|Cooperative Classification||Y10S112/02, D05B33/02, B65H3/0808|
|European Classification||B65H3/08B, D05B33/02|
|Jul 8, 1985||AS||Assignment|
Owner name: SHENKAR COLLEGE OF TEXTILE TECHNOLOGY AND FASHION
Free format text: ASSIGNMENT OF ASSIGNORS INTEREST.;ASSIGNOR:GERSHONI, HAIM;REEL/FRAME:004434/0168
Effective date: 19850625
|Jul 29, 1991||FPAY||Fee payment|
Year of fee payment: 4
|Feb 20, 1996||REMI||Maintenance fee reminder mailed|
|Jul 14, 1996||LAPS||Lapse for failure to pay maintenance fees|

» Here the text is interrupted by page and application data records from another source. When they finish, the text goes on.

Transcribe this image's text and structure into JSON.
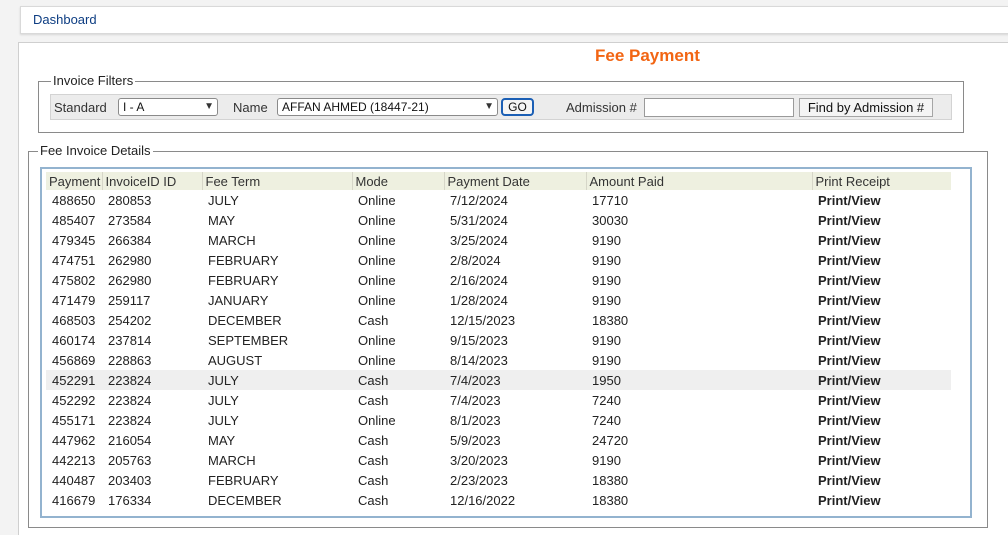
{
  "nav": {
    "dashboard_label": "Dashboard"
  },
  "page": {
    "title": "Fee Payment"
  },
  "filters": {
    "legend": "Invoice Filters",
    "standard_label": "Standard",
    "standard_value": "I - A",
    "name_label": "Name",
    "name_value": "AFFAN AHMED (18447-21)",
    "go_label": "GO",
    "admission_label": "Admission #",
    "admission_value": "",
    "find_label": "Find by Admission #"
  },
  "details": {
    "legend": "Fee Invoice Details",
    "columns": [
      "Payment",
      "InvoiceID ID",
      "Fee Term",
      "Mode",
      "Payment Date",
      "Amount Paid",
      "Print Receipt"
    ],
    "print_label": "Print/View",
    "rows": [
      [
        "488650",
        "280853",
        "JULY",
        "Online",
        "7/12/2024",
        "17710"
      ],
      [
        "485407",
        "273584",
        "MAY",
        "Online",
        "5/31/2024",
        "30030"
      ],
      [
        "479345",
        "266384",
        "MARCH",
        "Online",
        "3/25/2024",
        "9190"
      ],
      [
        "474751",
        "262980",
        "FEBRUARY",
        "Online",
        "2/8/2024",
        "9190"
      ],
      [
        "475802",
        "262980",
        "FEBRUARY",
        "Online",
        "2/16/2024",
        "9190"
      ],
      [
        "471479",
        "259117",
        "JANUARY",
        "Online",
        "1/28/2024",
        "9190"
      ],
      [
        "468503",
        "254202",
        "DECEMBER",
        "Cash",
        "12/15/2023",
        "18380"
      ],
      [
        "460174",
        "237814",
        "SEPTEMBER",
        "Online",
        "9/15/2023",
        "9190"
      ],
      [
        "456869",
        "228863",
        "AUGUST",
        "Online",
        "8/14/2023",
        "9190"
      ],
      [
        "452291",
        "223824",
        "JULY",
        "Cash",
        "7/4/2023",
        "1950"
      ],
      [
        "452292",
        "223824",
        "JULY",
        "Cash",
        "7/4/2023",
        "7240"
      ],
      [
        "455171",
        "223824",
        "JULY",
        "Online",
        "8/1/2023",
        "7240"
      ],
      [
        "447962",
        "216054",
        "MAY",
        "Cash",
        "5/9/2023",
        "24720"
      ],
      [
        "442213",
        "205763",
        "MARCH",
        "Cash",
        "3/20/2023",
        "9190"
      ],
      [
        "440487",
        "203403",
        "FEBRUARY",
        "Cash",
        "2/23/2023",
        "18380"
      ],
      [
        "416679",
        "176334",
        "DECEMBER",
        "Cash",
        "12/16/2022",
        "18380"
      ]
    ],
    "highlighted_row": 9
  },
  "colors": {
    "title": "#f26513",
    "print_link": "#1a8a12",
    "nav_link": "#0d3d82"
  }
}
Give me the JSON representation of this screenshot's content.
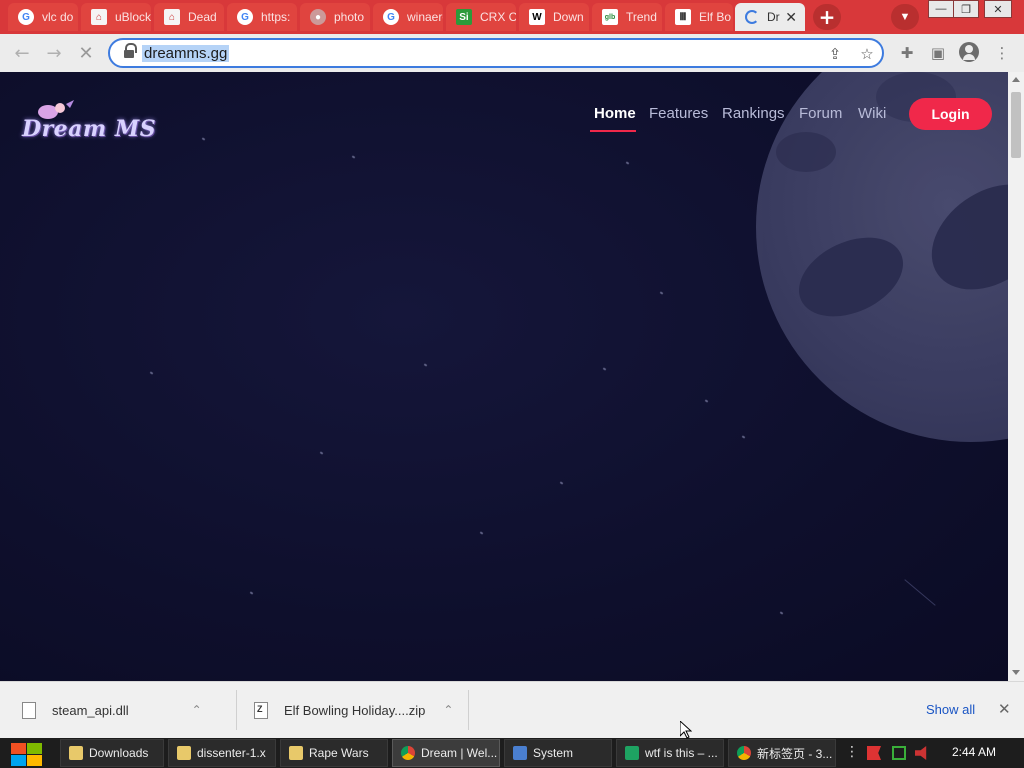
{
  "browser": {
    "tabs": [
      {
        "title": "vlc do",
        "favicon": "google-icon"
      },
      {
        "title": "uBlock",
        "favicon": "ublock-icon"
      },
      {
        "title": "Dead",
        "favicon": "deadpan-icon"
      },
      {
        "title": "https:",
        "favicon": "google-icon"
      },
      {
        "title": "photo",
        "favicon": "generic-page-icon"
      },
      {
        "title": "winaero",
        "favicon": "google-icon"
      },
      {
        "title": "CRX C",
        "favicon": "si-icon"
      },
      {
        "title": "Down",
        "favicon": "wikipedia-icon"
      },
      {
        "title": "Trend",
        "favicon": "glb-icon"
      },
      {
        "title": "Elf Bo",
        "favicon": "library-icon"
      },
      {
        "title": "Dr",
        "favicon": "loading-spinner-icon",
        "active": true
      }
    ],
    "new_tab_label": "+",
    "address": "dreamms.gg",
    "window_controls": [
      "—",
      "❐",
      "✕"
    ]
  },
  "site": {
    "logo_text": "Dream MS",
    "nav": [
      "Home",
      "Features",
      "Rankings",
      "Forum",
      "Wiki"
    ],
    "nav_active": "Home",
    "login_label": "Login",
    "accent_color": "#f0284a",
    "background_color": "#0f1030"
  },
  "downloads": {
    "items": [
      {
        "name": "steam_api.dll",
        "icon": "file-icon"
      },
      {
        "name": "Elf Bowling Holiday....zip",
        "icon": "zip-file-icon"
      }
    ],
    "show_all_label": "Show all",
    "close_label": "✕"
  },
  "taskbar": {
    "tasks": [
      {
        "label": "Downloads",
        "icon": "folder-icon"
      },
      {
        "label": "dissenter-1.x",
        "icon": "folder-icon"
      },
      {
        "label": "Rape Wars",
        "icon": "folder-icon"
      },
      {
        "label": "Dream | Wel...",
        "icon": "chrome-icon"
      },
      {
        "label": "System",
        "icon": "system-icon"
      },
      {
        "label": "wtf is this – ...",
        "icon": "sheets-icon"
      },
      {
        "label": "新标签页 - 3...",
        "icon": "chrome-canary-icon"
      }
    ],
    "clock": "2:44 AM"
  }
}
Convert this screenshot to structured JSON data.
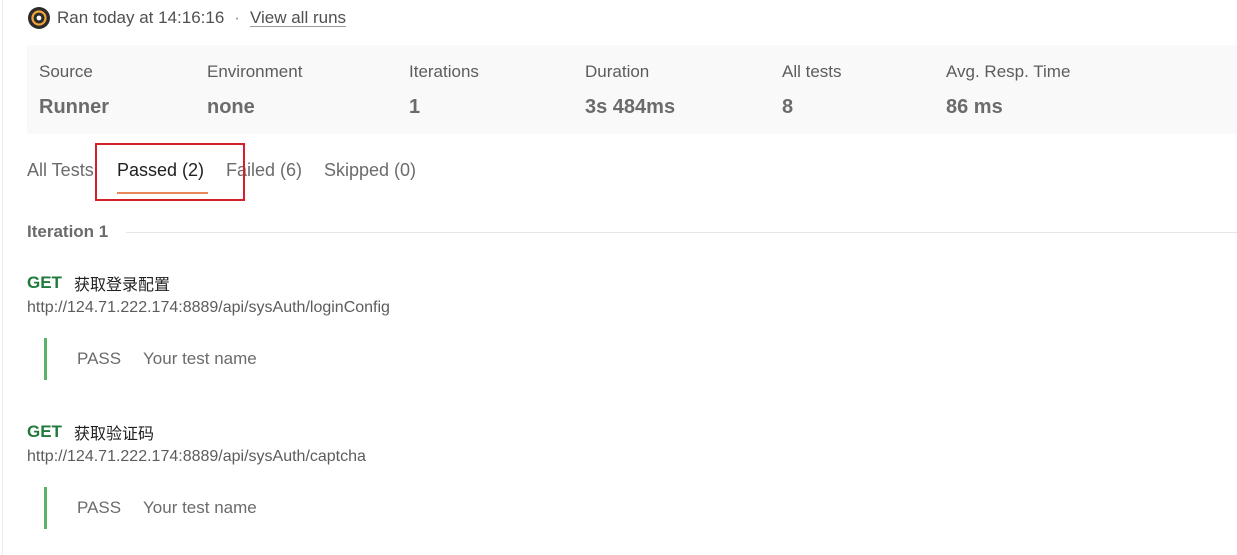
{
  "header": {
    "run_text": "Ran today at 14:16:16",
    "separator": "·",
    "view_all_label": "View all runs"
  },
  "summary": {
    "source": {
      "label": "Source",
      "value": "Runner"
    },
    "environment": {
      "label": "Environment",
      "value": "none"
    },
    "iterations": {
      "label": "Iterations",
      "value": "1"
    },
    "duration": {
      "label": "Duration",
      "value": "3s 484ms"
    },
    "all_tests": {
      "label": "All tests",
      "value": "8"
    },
    "avg_resp": {
      "label": "Avg. Resp. Time",
      "value": "86 ms"
    }
  },
  "tabs": {
    "all": "All Tests",
    "passed": "Passed (2)",
    "failed": "Failed (6)",
    "skipped": "Skipped (0)",
    "active": "passed"
  },
  "iteration": {
    "title": "Iteration 1"
  },
  "requests": [
    {
      "method": "GET",
      "name": "获取登录配置",
      "url": "http://124.71.222.174:8889/api/sysAuth/loginConfig",
      "result": {
        "status": "PASS",
        "test_name": "Your test name"
      }
    },
    {
      "method": "GET",
      "name": "获取验证码",
      "url": "http://124.71.222.174:8889/api/sysAuth/captcha",
      "result": {
        "status": "PASS",
        "test_name": "Your test name"
      }
    }
  ],
  "colors": {
    "method_get": "#1f7a3c",
    "pass_bar": "#58b368",
    "tab_underline": "#e8875c",
    "highlight_box": "#d4202a"
  }
}
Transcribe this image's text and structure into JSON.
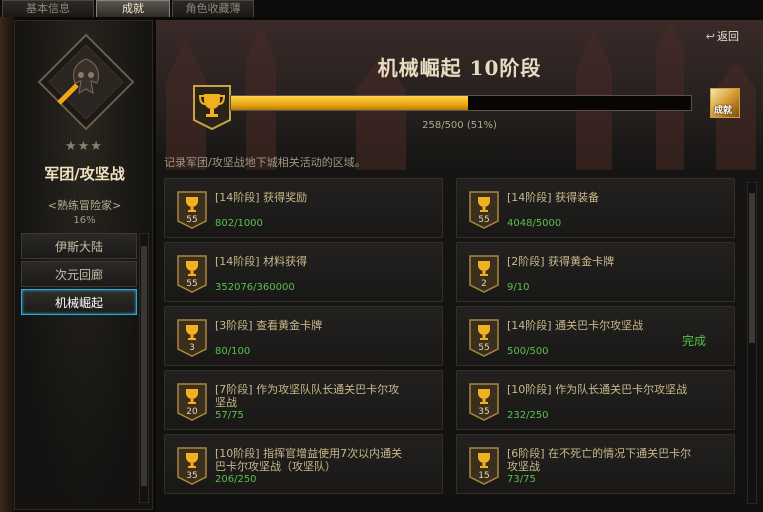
{
  "tabs": [
    {
      "label": "基本信息"
    },
    {
      "label": "成就"
    },
    {
      "label": "角色收藏薄"
    }
  ],
  "sidebar": {
    "category_title": "军团/攻坚战",
    "rank": "<熟练冒险家>",
    "percent": "16%",
    "stars": "★★★",
    "items": [
      {
        "label": "伊斯大陆"
      },
      {
        "label": "次元回廊"
      },
      {
        "label": "机械崛起"
      }
    ],
    "active_index": 2
  },
  "header": {
    "back_label": "返回",
    "stage_title": "机械崛起 10阶段",
    "progress_text": "258/500 (51%)",
    "progress_fraction": 0.516,
    "cap_label": "成就",
    "description": "记录军团/攻坚战地下城相关活动的区域。"
  },
  "achievements": [
    {
      "badge": "55",
      "title": "[14阶段] 获得奖励",
      "progress": "802/1000",
      "done": ""
    },
    {
      "badge": "55",
      "title": "[14阶段] 获得装备",
      "progress": "4048/5000",
      "done": ""
    },
    {
      "badge": "55",
      "title": "[14阶段] 材料获得",
      "progress": "352076/360000",
      "done": ""
    },
    {
      "badge": "2",
      "title": "[2阶段] 获得黄金卡牌",
      "progress": "9/10",
      "done": ""
    },
    {
      "badge": "3",
      "title": "[3阶段] 查看黄金卡牌",
      "progress": "80/100",
      "done": ""
    },
    {
      "badge": "55",
      "title": "[14阶段] 通关巴卡尔攻坚战",
      "progress": "500/500",
      "done": "完成"
    },
    {
      "badge": "20",
      "title": "[7阶段] 作为攻坚队队长通关巴卡尔攻坚战",
      "progress": "57/75",
      "done": ""
    },
    {
      "badge": "35",
      "title": "[10阶段] 作为队长通关巴卡尔攻坚战",
      "progress": "232/250",
      "done": ""
    },
    {
      "badge": "35",
      "title": "[10阶段] 指挥官增益使用7次以内通关巴卡尔攻坚战（攻坚队）",
      "progress": "206/250",
      "done": ""
    },
    {
      "badge": "15",
      "title": "[6阶段] 在不死亡的情况下通关巴卡尔攻坚战",
      "progress": "73/75",
      "done": ""
    }
  ],
  "colors": {
    "accent_gold": "#e8a814",
    "done_green": "#56c24a",
    "active_border": "#2fa8d8"
  }
}
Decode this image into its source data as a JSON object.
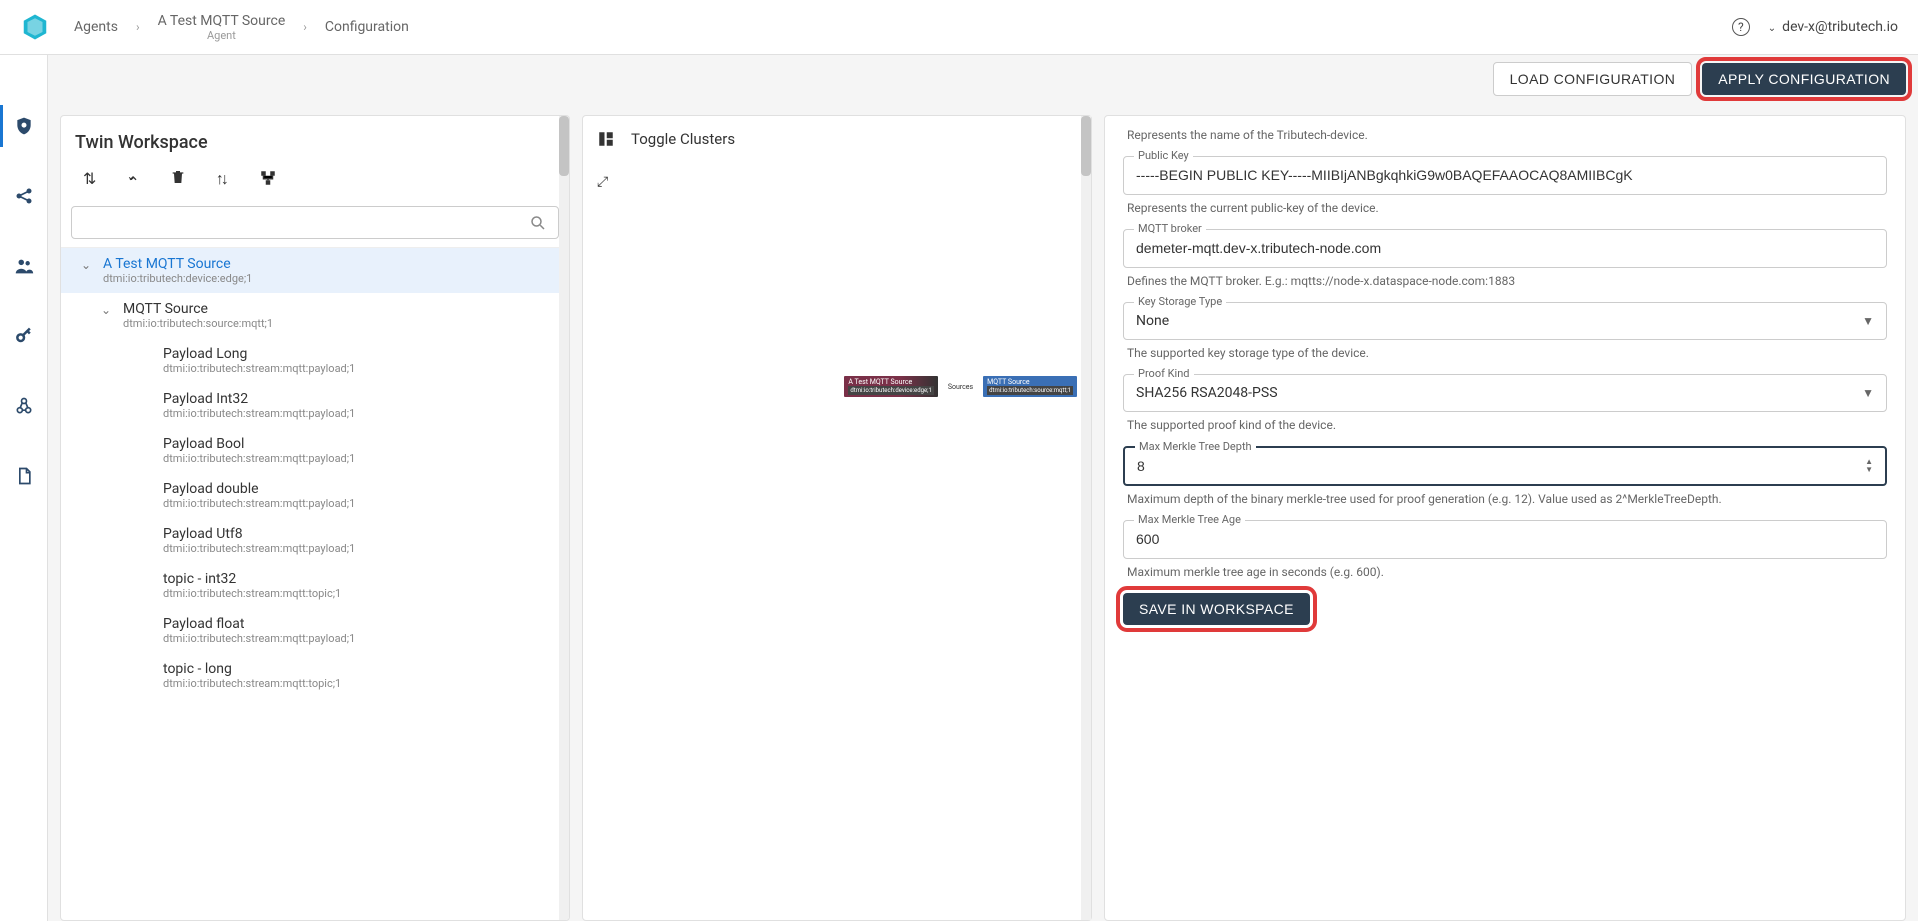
{
  "breadcrumb": {
    "agents": "Agents",
    "item": "A Test MQTT Source",
    "item_sub": "Agent",
    "current": "Configuration"
  },
  "user": "dev-x@tributech.io",
  "actions": {
    "load": "LOAD CONFIGURATION",
    "apply": "APPLY CONFIGURATION"
  },
  "leftpanel": {
    "title": "Twin Workspace"
  },
  "tree": {
    "root": {
      "title": "A Test MQTT Source",
      "sub": "dtmi:io:tributech:device:edge;1"
    },
    "src": {
      "title": "MQTT Source",
      "sub": "dtmi:io:tributech:source:mqtt;1"
    },
    "items": [
      {
        "title": "Payload Long",
        "sub": "dtmi:io:tributech:stream:mqtt:payload;1"
      },
      {
        "title": "Payload Int32",
        "sub": "dtmi:io:tributech:stream:mqtt:payload;1"
      },
      {
        "title": "Payload Bool",
        "sub": "dtmi:io:tributech:stream:mqtt:payload;1"
      },
      {
        "title": "Payload double",
        "sub": "dtmi:io:tributech:stream:mqtt:payload;1"
      },
      {
        "title": "Payload Utf8",
        "sub": "dtmi:io:tributech:stream:mqtt:payload;1"
      },
      {
        "title": "topic - int32",
        "sub": "dtmi:io:tributech:stream:mqtt:topic;1"
      },
      {
        "title": "Payload float",
        "sub": "dtmi:io:tributech:stream:mqtt:payload;1"
      },
      {
        "title": "topic - long",
        "sub": "dtmi:io:tributech:stream:mqtt:topic;1"
      }
    ]
  },
  "mid": {
    "toggle": "Toggle Clusters",
    "g_a": "A Test MQTT Source",
    "g_a_sub": "dtmi:io:tributech:device:edge;1",
    "g_e": "Sources",
    "g_b": "MQTT Source",
    "g_b_sub": "dtmi:io:tributech:source:mqtt;1"
  },
  "form": {
    "name_help": "Represents the name of the Tributech-device.",
    "pubkey_label": "Public Key",
    "pubkey_val": "-----BEGIN PUBLIC KEY-----MIIBIjANBgkqhkiG9w0BAQEFAAOCAQ8AMIIBCgK",
    "pubkey_help": "Represents the current public-key of the device.",
    "broker_label": "MQTT broker",
    "broker_val": "demeter-mqtt.dev-x.tributech-node.com",
    "broker_help": "Defines the MQTT broker. E.g.: mqtts://node-x.dataspace-node.com:1883",
    "kst_label": "Key Storage Type",
    "kst_val": "None",
    "kst_help": "The supported key storage type of the device.",
    "pk_label": "Proof Kind",
    "pk_val": "SHA256 RSA2048-PSS",
    "pk_help": "The supported proof kind of the device.",
    "depth_label": "Max Merkle Tree Depth",
    "depth_val": "8",
    "depth_help": "Maximum depth of the binary merkle-tree used for proof generation (e.g. 12). Value used as 2^MerkleTreeDepth.",
    "age_label": "Max Merkle Tree Age",
    "age_val": "600",
    "age_help": "Maximum merkle tree age in seconds (e.g. 600).",
    "save": "SAVE IN WORKSPACE"
  }
}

|Sep 24, 1996||FP||Expired due to failure to pay maintenance fee|
Effective date: 19960717